by Elizabeth Walztoni
Zel hated the smell of dirty concrete outside the bus station and he prayed not to feel hate anymore. He had both hands around the handle of an orange suitcase that his grandfather had given him and it rested against his legs at an angle from his back leaning against a column. He had been told to be very careful at the transfer in Philadelphia so as not to get robbed and he wouldn’t put his suitcase down but his arms burned from holding it. Zel was on the way to South Dakota because his grandfather had read about an order out there who would take a man in if he showed up on their doorstep. They were Germans, these monks. Germans love the west, his grandfather said, They all want to be cowboys.
He hoped nobody would call him. If they did he feared he might pick up. His grandfather was the only one who knew where he was going to and Raina would probably call him today. He had made this plan for Zel and kept it waiting: You can just go, whenever she pushes you too far, he said, Go on out of here, I will buy your ticket. When Zel left that morning, before she woke up, he hadn’t stood and gazed around one last time. He looked at her hair and did not feel sorry.
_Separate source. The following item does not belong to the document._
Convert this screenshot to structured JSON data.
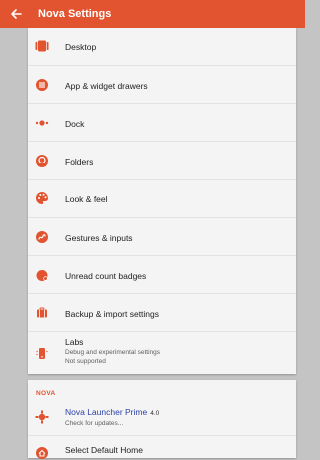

The night before they fought about money, food, church, and who was weaker than whom. He never expected to find himself in a relationship that was a spiritual weightlifting contest. She said, not for the first time, If I hadn’t met you I would be a nun right now, and he’d said, If that’s true then you shouldn’t have been. I’m angry because I’m in the wrong place, not because I’m a bad person! she screamed back at him, and the little dogs in the apartment across the hallway started barking.
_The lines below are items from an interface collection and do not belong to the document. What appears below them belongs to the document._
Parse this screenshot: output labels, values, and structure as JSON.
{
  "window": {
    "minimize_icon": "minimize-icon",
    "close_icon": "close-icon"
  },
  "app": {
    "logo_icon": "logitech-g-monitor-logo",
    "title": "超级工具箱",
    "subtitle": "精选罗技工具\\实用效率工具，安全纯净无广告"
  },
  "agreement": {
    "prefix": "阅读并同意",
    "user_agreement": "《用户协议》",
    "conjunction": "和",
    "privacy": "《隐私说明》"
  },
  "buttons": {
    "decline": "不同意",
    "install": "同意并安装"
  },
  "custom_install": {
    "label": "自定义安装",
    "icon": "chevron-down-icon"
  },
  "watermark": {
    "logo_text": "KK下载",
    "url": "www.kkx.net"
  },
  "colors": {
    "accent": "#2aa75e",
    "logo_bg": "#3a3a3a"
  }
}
The prayer on his hatred was not working. Passing buses wheezed and let go of great quantities of air. Zel had thought he was running late, and now he worried his bus would never come. He hoped that Raina had been telling him the truth about her vocation and that she would follow it now. Also, he hoped that he was not lying to himself. It was very hard for him to know what it meant when he felt things, whether the spirit was moving him or he was picking himself up and putting his own feet down somewhere else. He had thought one he might be a priest, too. If she can’t be strong for herself, I will do it for her, he had thought the night before and then cast from his mind for sounding too noble.
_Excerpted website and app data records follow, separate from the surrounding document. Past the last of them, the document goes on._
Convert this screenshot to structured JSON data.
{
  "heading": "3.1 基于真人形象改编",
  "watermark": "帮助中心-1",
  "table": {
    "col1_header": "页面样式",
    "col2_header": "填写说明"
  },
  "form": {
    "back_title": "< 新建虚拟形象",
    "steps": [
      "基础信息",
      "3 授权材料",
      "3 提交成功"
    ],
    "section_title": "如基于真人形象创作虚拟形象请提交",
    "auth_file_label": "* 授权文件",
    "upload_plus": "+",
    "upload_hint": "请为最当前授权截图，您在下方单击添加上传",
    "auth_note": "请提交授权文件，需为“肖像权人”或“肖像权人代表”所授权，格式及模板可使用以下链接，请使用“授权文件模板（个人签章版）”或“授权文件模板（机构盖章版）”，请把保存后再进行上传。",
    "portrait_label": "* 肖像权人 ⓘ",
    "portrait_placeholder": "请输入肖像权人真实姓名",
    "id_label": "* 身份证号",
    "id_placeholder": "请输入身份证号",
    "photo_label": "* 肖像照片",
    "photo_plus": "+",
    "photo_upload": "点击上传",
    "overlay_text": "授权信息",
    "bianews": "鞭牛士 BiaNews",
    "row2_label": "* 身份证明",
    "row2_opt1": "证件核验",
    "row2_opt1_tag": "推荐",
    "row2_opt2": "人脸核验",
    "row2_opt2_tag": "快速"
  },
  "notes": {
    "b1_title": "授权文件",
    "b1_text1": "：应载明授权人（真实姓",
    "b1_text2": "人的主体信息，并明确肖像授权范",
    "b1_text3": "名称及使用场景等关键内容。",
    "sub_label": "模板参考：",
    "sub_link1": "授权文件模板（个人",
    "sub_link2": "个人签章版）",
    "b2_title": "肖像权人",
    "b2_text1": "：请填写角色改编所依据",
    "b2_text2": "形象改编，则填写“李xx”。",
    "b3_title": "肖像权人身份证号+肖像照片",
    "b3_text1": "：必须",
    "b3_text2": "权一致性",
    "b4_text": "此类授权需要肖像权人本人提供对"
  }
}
A bus pulled up in front of him and opened with a wheeze. The driver yelled at him to stand back until all the passengers had exited. People moved by to the street and melted into the afternoon. The spirit was quiet. Zel looked at the door and he pulled at his hair where it met his scalp.
Elizabeth Walztoni is an organic vegetable farmer living in Michigan. Her work appears or is forthcoming in Red Fez, Voices, Hell is Real: A Midwest Gothic Anthology, and elsewhere. She received a Nature in Words Fellowship from Pierce Cedar Creek Institute in 2020 to complete her first short story collection. Her writing has been nominated for Best of the Net and the Pushcart Prize.